■ **Your goal**: The listing below is to be copied exactly, with pictures excluded.

■ **Dataset extract**:
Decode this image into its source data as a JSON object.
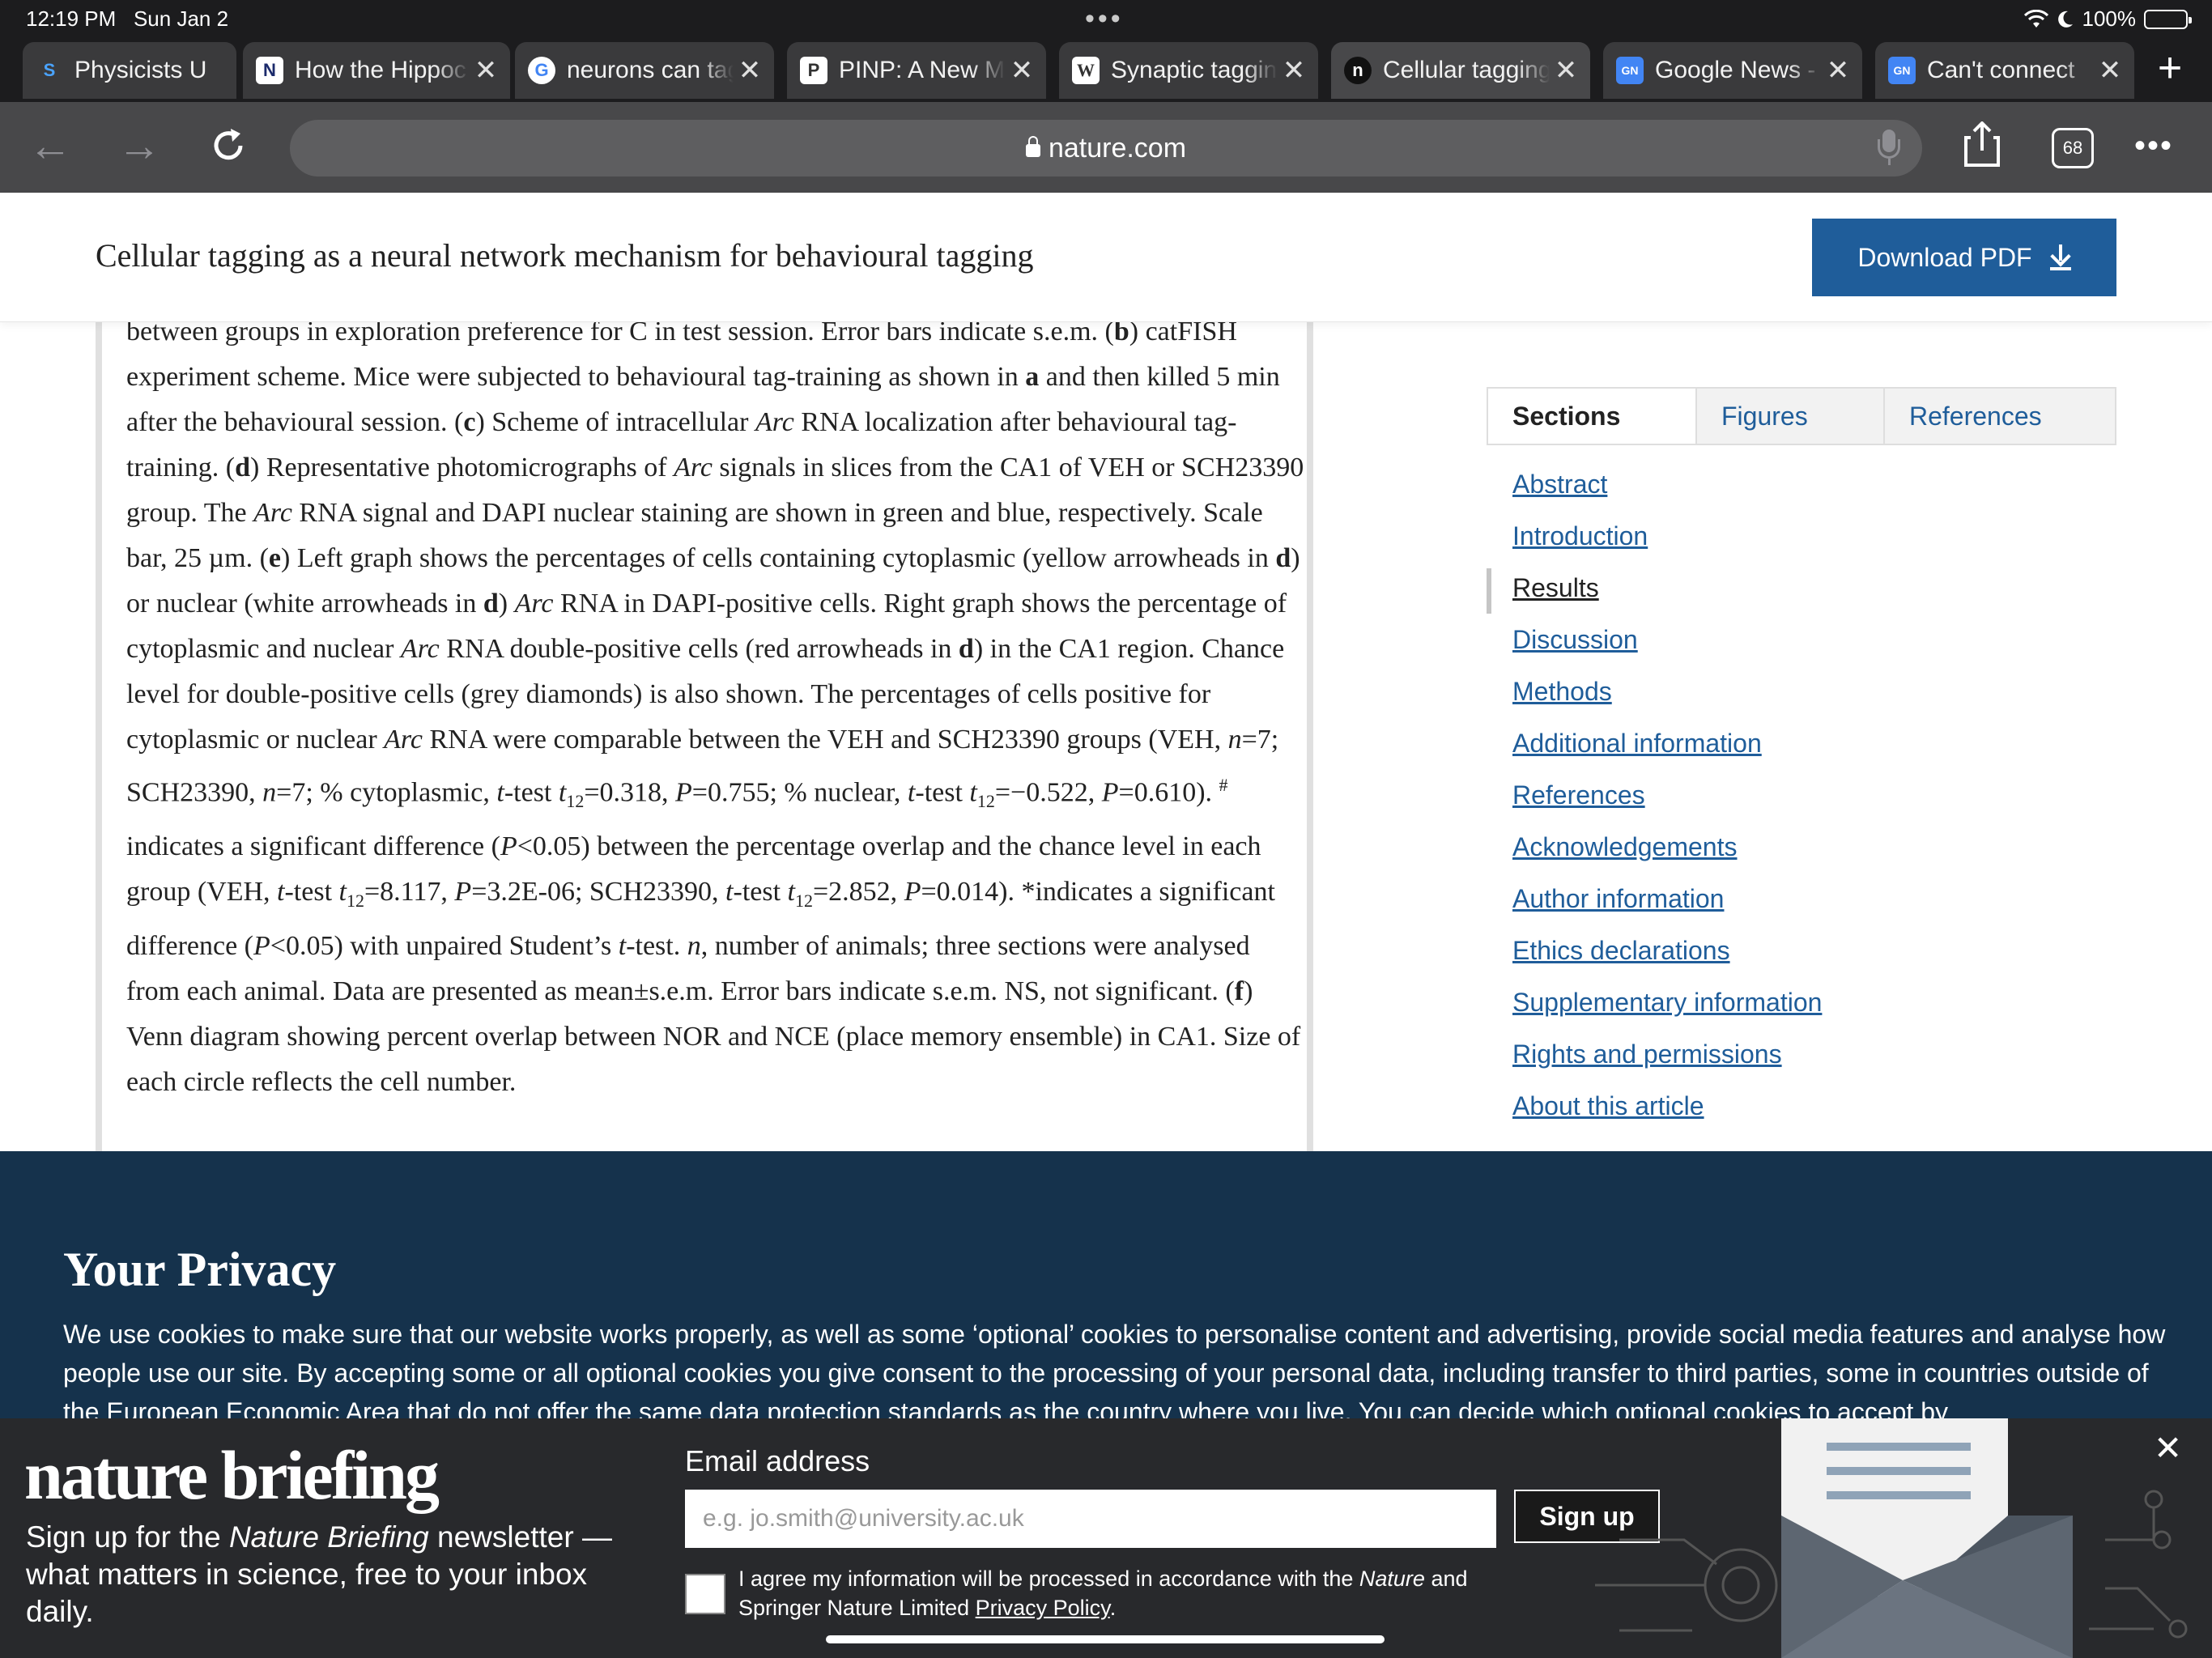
{
  "status": {
    "time": "12:19 PM",
    "date": "Sun Jan 2",
    "battery": "100%"
  },
  "tabs": [
    {
      "title": "Physicists U",
      "favicon": "S"
    },
    {
      "title": "How the Hippoc",
      "favicon": "N"
    },
    {
      "title": "neurons can tag",
      "favicon": "G"
    },
    {
      "title": "PINP: A New M",
      "favicon": "P"
    },
    {
      "title": "Synaptic tagging",
      "favicon": "W"
    },
    {
      "title": "Cellular tagging",
      "favicon": "n"
    },
    {
      "title": "Google News -",
      "favicon": "GN"
    },
    {
      "title": "Can't connect",
      "favicon": "GN"
    }
  ],
  "toolbar": {
    "address": "nature.com",
    "tab_count": "68"
  },
  "article": {
    "title": "Cellular tagging as a neural network mechanism for behavioural tagging",
    "download_label": "Download PDF"
  },
  "sections_panel": {
    "tabs": [
      "Sections",
      "Figures",
      "References"
    ],
    "items": [
      "Abstract",
      "Introduction",
      "Results",
      "Discussion",
      "Methods",
      "Additional information",
      "References",
      "Acknowledgements",
      "Author information",
      "Ethics declarations",
      "Supplementary information",
      "Rights and permissions",
      "About this article"
    ]
  },
  "privacy": {
    "heading": "Your Privacy",
    "text": "We use cookies to make sure that our website works properly, as well as some ‘optional’ cookies to personalise content and advertising, provide social media features and analyse how people use our site. By accepting some or all optional cookies you give consent to the processing of your personal data, including transfer to third parties, some in countries outside of the European Economic Area that do not offer the same data protection standards as the country where you live. You can decide which optional cookies to accept by"
  },
  "briefing": {
    "brand": "nature briefing",
    "blurb_pre": "Sign up for the ",
    "blurb_em": "Nature Briefing",
    "blurb_post": " newsletter — what matters in science, free to your inbox daily.",
    "email_label": "Email address",
    "email_placeholder": "e.g. jo.smith@university.ac.uk",
    "signup_label": "Sign up",
    "consent_pre": "I agree my information will be processed in accordance with the ",
    "consent_em": "Nature",
    "consent_mid": " and Springer Nature Limited ",
    "consent_link": "Privacy Policy",
    "consent_post": "."
  },
  "caption": {
    "t1": "between groups in exploration preference for C in test session. Error bars indicate s.e.m. (",
    "b": "b",
    "t2": ") catFISH experiment scheme. Mice were subjected to behavioural tag-training as shown in ",
    "a": "a",
    "t3": " and then killed 5 min after the behavioural session. (",
    "c": "c",
    "t4": ") Scheme of intracellular ",
    "arc": "Arc",
    "t5": " RNA localization after behavioural tag-training. (",
    "d": "d",
    "t6": ") Representative photomicrographs of ",
    "t7": " signals in slices from the CA1 of VEH or SCH23390 group. The ",
    "t8": " RNA signal and DAPI nuclear staining are shown in green and blue, respectively. Scale bar, 25 µm. (",
    "e": "e",
    "t9": ") Left graph shows the percentages of cells containing cytoplasmic (yellow arrowheads in ",
    "t10": ") or nuclear (white arrowheads in ",
    "t11": ") ",
    "t12": " RNA in DAPI-positive cells. Right graph shows the percentage of cytoplasmic and nuclear ",
    "t13": " RNA double-positive cells (red arrowheads in ",
    "t14": ") in the CA1 region. Chance level for double-positive cells (grey diamonds) is also shown. The percentages of cells positive for cytoplasmic or nuclear ",
    "t15": " RNA were comparable between the VEH and SCH23390 groups (VEH, ",
    "n": "n",
    "t16": "=7; SCH23390, ",
    "t17": "=7; % cytoplasmic, ",
    "t": "t",
    "t18": "-test ",
    "sub12": "12",
    "t19": "=0.318, ",
    "P": "P",
    "t20": "=0.755; % nuclear, ",
    "t21": "=−0.522, ",
    "t22": "=0.610). ",
    "hash": "#",
    "t23": " indicates a significant difference (",
    "t24": "<0.05) between the percentage overlap and the chance level in each group (VEH, ",
    "t25": "=8.117, ",
    "t26": "=3.2E-06; SCH23390, ",
    "t27": "=2.852, ",
    "t28": "=0.014). *indicates a significant difference (",
    "t29": "<0.05) with unpaired Student’s ",
    "t30": "-test. ",
    "t31": ", number of animals; three sections were analysed from each animal. Data are presented as mean±s.e.m. Error bars indicate s.e.m. NS, not significant. (",
    "f": "f",
    "t32": ") Venn diagram showing percent overlap between NOR and NCE (place memory ensemble) in CA1. Size of each circle reflects the cell number."
  },
  "colors": {
    "accent": "#1f5d9a",
    "privacy_bg": "#15324c",
    "briefing_bg": "#28292c"
  }
}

■ **Response to the task**:
Decode this image into its source data as a JSON object.
{
  "status": {
    "time": "12:19 PM",
    "date": "Sun Jan 2",
    "battery": "100%"
  },
  "tabs": [
    {
      "title": "Physicists U",
      "favicon": "S"
    },
    {
      "title": "How the Hippoc",
      "favicon": "N"
    },
    {
      "title": "neurons can tag",
      "favicon": "G"
    },
    {
      "title": "PINP: A New M",
      "favicon": "P"
    },
    {
      "title": "Synaptic tagging",
      "favicon": "W"
    },
    {
      "title": "Cellular tagging",
      "favicon": "n"
    },
    {
      "title": "Google News -",
      "favicon": "GN"
    },
    {
      "title": "Can't connect",
      "favicon": "GN"
    }
  ],
  "toolbar": {
    "address": "nature.com",
    "tab_count": "68"
  },
  "article": {
    "title": "Cellular tagging as a neural network mechanism for behavioural tagging",
    "download_label": "Download PDF"
  },
  "sections_panel": {
    "tabs": [
      "Sections",
      "Figures",
      "References"
    ],
    "items": [
      "Abstract",
      "Introduction",
      "Results",
      "Discussion",
      "Methods",
      "Additional information",
      "References",
      "Acknowledgements",
      "Author information",
      "Ethics declarations",
      "Supplementary information",
      "Rights and permissions",
      "About this article"
    ]
  },
  "privacy": {
    "heading": "Your Privacy",
    "text": "We use cookies to make sure that our website works properly, as well as some ‘optional’ cookies to personalise content and advertising, provide social media features and analyse how people use our site. By accepting some or all optional cookies you give consent to the processing of your personal data, including transfer to third parties, some in countries outside of the European Economic Area that do not offer the same data protection standards as the country where you live. You can decide which optional cookies to accept by"
  },
  "briefing": {
    "brand": "nature briefing",
    "blurb_pre": "Sign up for the ",
    "blurb_em": "Nature Briefing",
    "blurb_post": " newsletter — what matters in science, free to your inbox daily.",
    "email_label": "Email address",
    "email_placeholder": "e.g. jo.smith@university.ac.uk",
    "signup_label": "Sign up",
    "consent_pre": "I agree my information will be processed in accordance with the ",
    "consent_em": "Nature",
    "consent_mid": " and Springer Nature Limited ",
    "consent_link": "Privacy Policy",
    "consent_post": "."
  },
  "caption": {
    "t1": "between groups in exploration preference for C in test session. Error bars indicate s.e.m. (",
    "b": "b",
    "t2": ") catFISH experiment scheme. Mice were subjected to behavioural tag-training as shown in ",
    "a": "a",
    "t3": " and then killed 5 min after the behavioural session. (",
    "c": "c",
    "t4": ") Scheme of intracellular ",
    "arc": "Arc",
    "t5": " RNA localization after behavioural tag-training. (",
    "d": "d",
    "t6": ") Representative photomicrographs of ",
    "t7": " signals in slices from the CA1 of VEH or SCH23390 group. The ",
    "t8": " RNA signal and DAPI nuclear staining are shown in green and blue, respectively. Scale bar, 25 µm. (",
    "e": "e",
    "t9": ") Left graph shows the percentages of cells containing cytoplasmic (yellow arrowheads in ",
    "t10": ") or nuclear (white arrowheads in ",
    "t11": ") ",
    "t12": " RNA in DAPI-positive cells. Right graph shows the percentage of cytoplasmic and nuclear ",
    "t13": " RNA double-positive cells (red arrowheads in ",
    "t14": ") in the CA1 region. Chance level for double-positive cells (grey diamonds) is also shown. The percentages of cells positive for cytoplasmic or nuclear ",
    "t15": " RNA were comparable between the VEH and SCH23390 groups (VEH, ",
    "n": "n",
    "t16": "=7; SCH23390, ",
    "t17": "=7; % cytoplasmic, ",
    "t": "t",
    "t18": "-test ",
    "sub12": "12",
    "t19": "=0.318, ",
    "P": "P",
    "t20": "=0.755; % nuclear, ",
    "t21": "=−0.522, ",
    "t22": "=0.610). ",
    "hash": "#",
    "t23": " indicates a significant difference (",
    "t24": "<0.05) between the percentage overlap and the chance level in each group (VEH, ",
    "t25": "=8.117, ",
    "t26": "=3.2E-06; SCH23390, ",
    "t27": "=2.852, ",
    "t28": "=0.014). *indicates a significant difference (",
    "t29": "<0.05) with unpaired Student’s ",
    "t30": "-test. ",
    "t31": ", number of animals; three sections were analysed from each animal. Data are presented as mean±s.e.m. Error bars indicate s.e.m. NS, not significant. (",
    "f": "f",
    "t32": ") Venn diagram showing percent overlap between NOR and NCE (place memory ensemble) in CA1. Size of each circle reflects the cell number."
  },
  "colors": {
    "accent": "#1f5d9a",
    "privacy_bg": "#15324c",
    "briefing_bg": "#28292c"
  }
}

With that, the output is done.